    Congratulations to Luca Del Pero Kobus Barnard and undergraduates Joshua Bowdish, Emily Hartley, and Bonnie Kermgard for getting their paper, "Understanding Bayesian rooms using composite 3D object models" accepted to CVPR'13.
  • July 31, 2012
    Congratulations to PHD students Yekaterina (Kate) Kharitonova, Qiyam Tung, Kobus Barnard, and undergraduate Alexander Danehy for getting their paper, "Client-side backprojection of presentation slides into educational video," accepted to ACM MM'12.
  • March 5, 2012
    Congratulations to Luca Del Pero, Yekaterina (Kate) Kharitonova, and Colin Dawson for being selected as Galileo Circle Scholars. More on the six Galileo Circle recipients associated with SISTA.
  • February 26, 2012
    Congratulations to Luca Del Pero, Kobus Barnard, and undergraduates Joshua Bowdish, Daniel Fried, Bonnie Kermgard, and Emily Hartley for getting their paper, "Bayesian geometric modeling of indoor scenes," accepted to CVPR'12.
  • January 1, 2012
    Bayesian Modeling and Inference course for spring 2012
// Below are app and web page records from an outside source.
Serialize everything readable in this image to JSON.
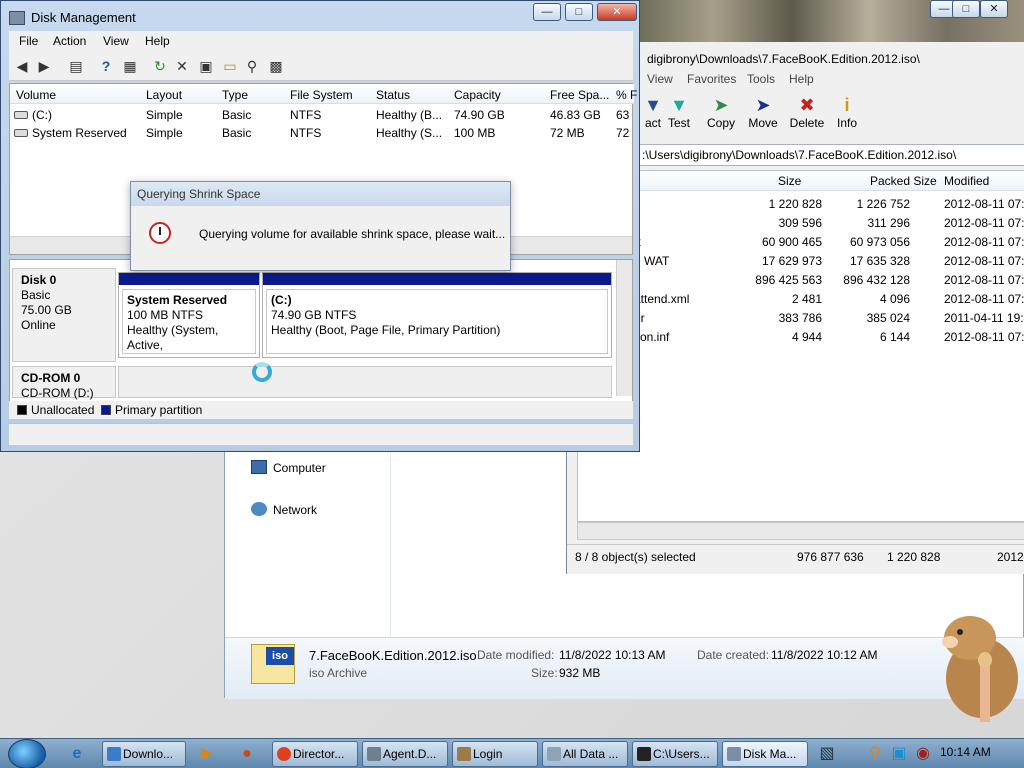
{
  "disk_management": {
    "title": "Disk Management",
    "menu": [
      "File",
      "Action",
      "View",
      "Help"
    ],
    "columns": [
      "Volume",
      "Layout",
      "Type",
      "File System",
      "Status",
      "Capacity",
      "Free Spa...",
      "% F"
    ],
    "volumes": [
      {
        "name": "(C:)",
        "layout": "Simple",
        "type": "Basic",
        "fs": "NTFS",
        "status": "Healthy (B...",
        "capacity": "74.90 GB",
        "free": "46.83 GB",
        "pct": "63"
      },
      {
        "name": "System Reserved",
        "layout": "Simple",
        "type": "Basic",
        "fs": "NTFS",
        "status": "Healthy (S...",
        "capacity": "100 MB",
        "free": "72 MB",
        "pct": "72"
      }
    ],
    "disk0": {
      "name": "Disk 0",
      "type": "Basic",
      "size": "75.00 GB",
      "state": "Online"
    },
    "partition_reserved": {
      "title": "System Reserved",
      "size": "100 MB NTFS",
      "health": "Healthy (System, Active,"
    },
    "partition_c": {
      "title": "(C:)",
      "size": "74.90 GB NTFS",
      "health": "Healthy (Boot, Page File, Primary Partition)"
    },
    "cdrom": {
      "name": "CD-ROM 0",
      "drive": "CD-ROM (D:)"
    },
    "legend": {
      "unallocated": "Unallocated",
      "primary": "Primary partition"
    },
    "colors": {
      "primary": "#0a1a8c",
      "unallocated": "#000000"
    }
  },
  "query_dialog": {
    "title": "Querying Shrink Space",
    "message": "Querying volume for available shrink space, please wait..."
  },
  "sevenzip": {
    "title": "digibrony\\Downloads\\7.FaceBooK.Edition.2012.iso\\",
    "menu": [
      "View",
      "Favorites",
      "Tools",
      "Help"
    ],
    "tools": [
      "act",
      "Test",
      "Copy",
      "Move",
      "Delete",
      "Info"
    ],
    "path": ":\\Users\\digibrony\\Downloads\\7.FaceBooK.Edition.2012.iso\\",
    "columns": [
      "Size",
      "Packed Size",
      "Modified"
    ],
    "rows": [
      {
        "name": "",
        "size": "1 220 828",
        "packed": "1 226 752",
        "modified": "2012-08-11 07:3"
      },
      {
        "name": "",
        "size": "309 596",
        "packed": "311 296",
        "modified": "2012-08-11 07:3"
      },
      {
        "name": "ft",
        "size": "60 900 465",
        "packed": "60 973 056",
        "modified": "2012-08-11 07:3"
      },
      {
        "name": "e WAT",
        "size": "17 629 973",
        "packed": "17 635 328",
        "modified": "2012-08-11 07:3"
      },
      {
        "name": "",
        "size": "896 425 563",
        "packed": "896 432 128",
        "modified": "2012-08-11 07:5"
      },
      {
        "name": "attend.xml",
        "size": "2 481",
        "packed": "4 096",
        "modified": "2012-08-11 07:5"
      },
      {
        "name": "er",
        "size": "383 786",
        "packed": "385 024",
        "modified": "2011-04-11 19:4"
      },
      {
        "name": "tion.inf",
        "size": "4 944",
        "packed": "6 144",
        "modified": "2012-08-11 07:5"
      }
    ],
    "status": {
      "selected": "8 / 8 object(s) selected",
      "total": "976 877 636",
      "packed": "1 220 828",
      "date": "2012-"
    }
  },
  "explorer": {
    "nav": [
      "Computer",
      "Network"
    ],
    "file": {
      "name": "7.FaceBooK.Edition.2012.iso",
      "type": "iso Archive",
      "modified_label": "Date modified:",
      "modified": "11/8/2022 10:13 AM",
      "created_label": "Date created:",
      "created": "11/8/2022 10:12 AM",
      "size_label": "Size:",
      "size": "932 MB",
      "badge": "iso"
    }
  },
  "taskbar": {
    "buttons": [
      "Downlo...",
      "Director...",
      "Agent.D...",
      "Login",
      "All Data ...",
      "C:\\Users...",
      "Disk Ma..."
    ],
    "clock": "10:14 AM"
  }
}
  • Spring 2011
    New course for spring 2011 : Bayesian modeling and inference
  • March 2010

    First year PHD student Jinyan Guan has won a prestigious Microsoft Research Graduate Woman's Scholarship. Jinyan will be receiving one of ten such scholarships awarded across North America. In 2010 there were 109 applicants.

    Jinyan is interested in computer vision, and how it related to human vision, especially with respect to representing, understanding, and recognizing 3D objects. She is part of the computer vision group, led by Kobus Barnard.